Each line of the data holding "Shopping" should be found and copied.

EXTRACTED INFORMATION >>
----

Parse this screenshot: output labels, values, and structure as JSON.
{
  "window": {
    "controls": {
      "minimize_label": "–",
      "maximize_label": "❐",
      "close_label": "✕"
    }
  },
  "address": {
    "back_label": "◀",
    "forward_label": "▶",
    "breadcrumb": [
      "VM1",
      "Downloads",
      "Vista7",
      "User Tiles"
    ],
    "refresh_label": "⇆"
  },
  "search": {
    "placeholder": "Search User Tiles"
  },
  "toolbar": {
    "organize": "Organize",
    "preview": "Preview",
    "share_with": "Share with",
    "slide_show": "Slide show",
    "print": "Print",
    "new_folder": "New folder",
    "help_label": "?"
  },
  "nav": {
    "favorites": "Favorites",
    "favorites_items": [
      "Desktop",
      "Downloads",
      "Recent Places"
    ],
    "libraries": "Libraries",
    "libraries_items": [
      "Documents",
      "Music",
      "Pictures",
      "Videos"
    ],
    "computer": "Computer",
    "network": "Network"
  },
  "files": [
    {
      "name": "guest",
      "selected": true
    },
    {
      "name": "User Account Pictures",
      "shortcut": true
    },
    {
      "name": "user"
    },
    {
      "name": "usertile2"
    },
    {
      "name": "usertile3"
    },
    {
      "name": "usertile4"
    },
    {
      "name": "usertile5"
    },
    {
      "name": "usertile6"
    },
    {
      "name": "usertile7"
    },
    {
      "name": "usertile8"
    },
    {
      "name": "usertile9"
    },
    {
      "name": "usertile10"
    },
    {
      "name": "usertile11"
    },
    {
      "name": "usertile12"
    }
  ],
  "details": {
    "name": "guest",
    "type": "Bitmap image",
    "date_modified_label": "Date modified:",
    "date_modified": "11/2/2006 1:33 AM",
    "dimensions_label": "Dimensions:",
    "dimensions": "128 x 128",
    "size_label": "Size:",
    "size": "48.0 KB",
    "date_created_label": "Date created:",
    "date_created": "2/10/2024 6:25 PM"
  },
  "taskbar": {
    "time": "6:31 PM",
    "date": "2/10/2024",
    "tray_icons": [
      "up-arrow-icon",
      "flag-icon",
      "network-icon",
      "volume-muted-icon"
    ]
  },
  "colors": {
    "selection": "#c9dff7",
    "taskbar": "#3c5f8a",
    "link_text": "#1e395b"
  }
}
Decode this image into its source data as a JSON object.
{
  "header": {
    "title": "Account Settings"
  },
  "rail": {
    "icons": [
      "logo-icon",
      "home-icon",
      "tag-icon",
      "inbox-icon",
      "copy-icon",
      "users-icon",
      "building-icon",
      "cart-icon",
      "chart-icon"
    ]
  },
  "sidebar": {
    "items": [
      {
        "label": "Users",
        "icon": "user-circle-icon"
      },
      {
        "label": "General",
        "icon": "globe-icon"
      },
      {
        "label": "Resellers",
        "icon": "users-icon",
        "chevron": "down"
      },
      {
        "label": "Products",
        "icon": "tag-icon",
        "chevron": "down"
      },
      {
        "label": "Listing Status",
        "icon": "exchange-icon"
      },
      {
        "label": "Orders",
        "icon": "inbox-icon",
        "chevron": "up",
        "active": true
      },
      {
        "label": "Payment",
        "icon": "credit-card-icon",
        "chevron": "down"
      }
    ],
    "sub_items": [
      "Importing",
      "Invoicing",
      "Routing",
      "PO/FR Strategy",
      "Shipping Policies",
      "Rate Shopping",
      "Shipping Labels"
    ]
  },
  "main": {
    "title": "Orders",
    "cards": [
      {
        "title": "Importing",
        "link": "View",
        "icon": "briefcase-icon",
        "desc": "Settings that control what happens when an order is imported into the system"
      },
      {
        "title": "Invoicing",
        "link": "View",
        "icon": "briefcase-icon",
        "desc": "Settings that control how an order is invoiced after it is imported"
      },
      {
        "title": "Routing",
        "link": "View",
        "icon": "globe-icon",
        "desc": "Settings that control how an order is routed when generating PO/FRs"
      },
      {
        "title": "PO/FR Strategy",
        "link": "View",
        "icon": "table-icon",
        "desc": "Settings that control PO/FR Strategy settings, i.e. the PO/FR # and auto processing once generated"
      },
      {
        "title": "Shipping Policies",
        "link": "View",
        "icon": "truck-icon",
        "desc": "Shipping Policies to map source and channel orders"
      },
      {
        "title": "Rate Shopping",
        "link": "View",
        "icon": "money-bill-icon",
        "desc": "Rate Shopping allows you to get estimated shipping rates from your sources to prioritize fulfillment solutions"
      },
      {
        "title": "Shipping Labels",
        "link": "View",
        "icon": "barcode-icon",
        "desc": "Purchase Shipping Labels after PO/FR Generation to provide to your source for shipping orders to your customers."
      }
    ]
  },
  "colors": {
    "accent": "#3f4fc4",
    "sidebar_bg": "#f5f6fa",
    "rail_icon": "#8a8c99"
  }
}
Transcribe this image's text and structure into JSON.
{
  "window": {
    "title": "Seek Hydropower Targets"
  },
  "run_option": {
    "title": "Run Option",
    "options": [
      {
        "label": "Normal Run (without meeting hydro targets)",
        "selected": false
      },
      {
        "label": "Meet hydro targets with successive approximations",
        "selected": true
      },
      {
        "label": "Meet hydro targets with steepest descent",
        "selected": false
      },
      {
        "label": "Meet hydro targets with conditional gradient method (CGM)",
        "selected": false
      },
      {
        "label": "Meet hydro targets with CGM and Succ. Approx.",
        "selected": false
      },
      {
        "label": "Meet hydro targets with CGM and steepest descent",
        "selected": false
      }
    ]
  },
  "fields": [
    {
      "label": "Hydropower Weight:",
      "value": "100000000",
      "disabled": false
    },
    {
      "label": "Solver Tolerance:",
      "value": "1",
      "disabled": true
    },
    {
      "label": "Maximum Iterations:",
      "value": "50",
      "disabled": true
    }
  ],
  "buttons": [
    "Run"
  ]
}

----

RESULT >>
      "Rate Shopping",
        "title": "Rate Shopping",
        "desc": "Rate Shopping allows you to get estimated shipping rates from your sources to prioritize fulfillment solutions"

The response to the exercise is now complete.